My usual do not do the whole question rule is in effect. I assume points A and B only just touch the circle. Go back to triangles for this one and you will need radians on a calculator. You have a triangle 10 cm (aka the radius) above point A. You have one side 7cm long and the other is again the radius (10cm) Need the angle now. simple trigonometry gives us this one. add pi/2 (90 degrees if you are still working in degrees for some reason). Arc length is explained here: http://www.themathpage.com/aTrig/arc-length.htm pi x diameter = circumference (not so important now but you will need it in a minute) the point on the circle is 2 cm above B in the vertical sense or 8cm below the horizontal radius. repeat first part to get angle. This time however you have 1.5 times pi (or 270 degrees if again you are still in degrees) Now you have the angles/lengths and whatever and knowing the diameter of the circle (you do not actually need it but it may help alleviate some of the confusion if you do it that way) you can work out distance travelled fairly easily.

should you do the whole question in rads.. or is it possible to jus do it with degrees?? we have jus been introduced to rads and there still a lil bit confusing.. thanks

Dont worry radians are just units!! a complete "rotation" of a circle is "2pi" units (our units will be, radians!). If you divide it up into the 4 quadrants, each quadrant has a value of pi/2 radians! msg back, i'll be here for a wile before i have to go to schools too!

This sort of thing (that and calculus with trigonometric functions) is the whole reason radians exist (and I would bet the whole reason you were given this question). You will need to convert them to use the arc length formula but you could leave them in degrees until you need to actually crunch numbers.
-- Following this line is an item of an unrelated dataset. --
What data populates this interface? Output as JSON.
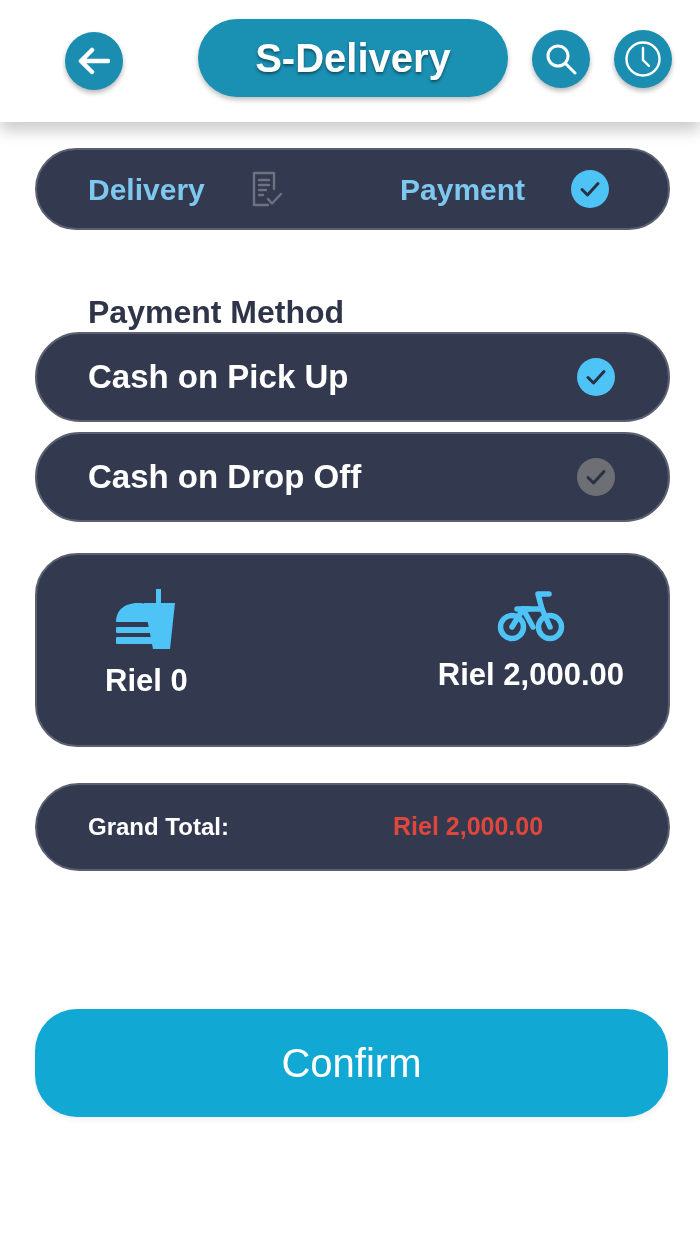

Anyhow you have probably used radians for years and not thought about it/known it as nintendofreak hints at: the circle circumference is pi x diameter = 2 x pi x radius and as 2 x pi is the full circumference of the circle in radians.......

hahaha yehh troo my lecturer was a tool when he gave this sheet...didnt understand shit ey.... but yeh im getting there now..thanks alot guys!!!

I know Algebra and that doesn't look like Algebra. It lacks...variables. Unless Algebra also covers that. O_O

im still confused...i dont understand how by working out those arcs will determine the distance travelled... very confused...

OK. The thing about circles is each that any point can be used to measure rolling distance because by definition all points are the same distance from the middle of the circle. Convention tends to dictate the point in contact with the floor or the one opposite the floor (think trundle wheel) is used but in this case you are using the given point on the circle. measure the first arc. Call it 20cm (note not the correct answer by any stretch). measure the second arc. Call it 50cm. 30cm difference: 30 cm is has been rolled. Note however you could just use angles and work out a single arc between the two points (this is the "you do not actually need..." it part I was on about earlier) and have it right away.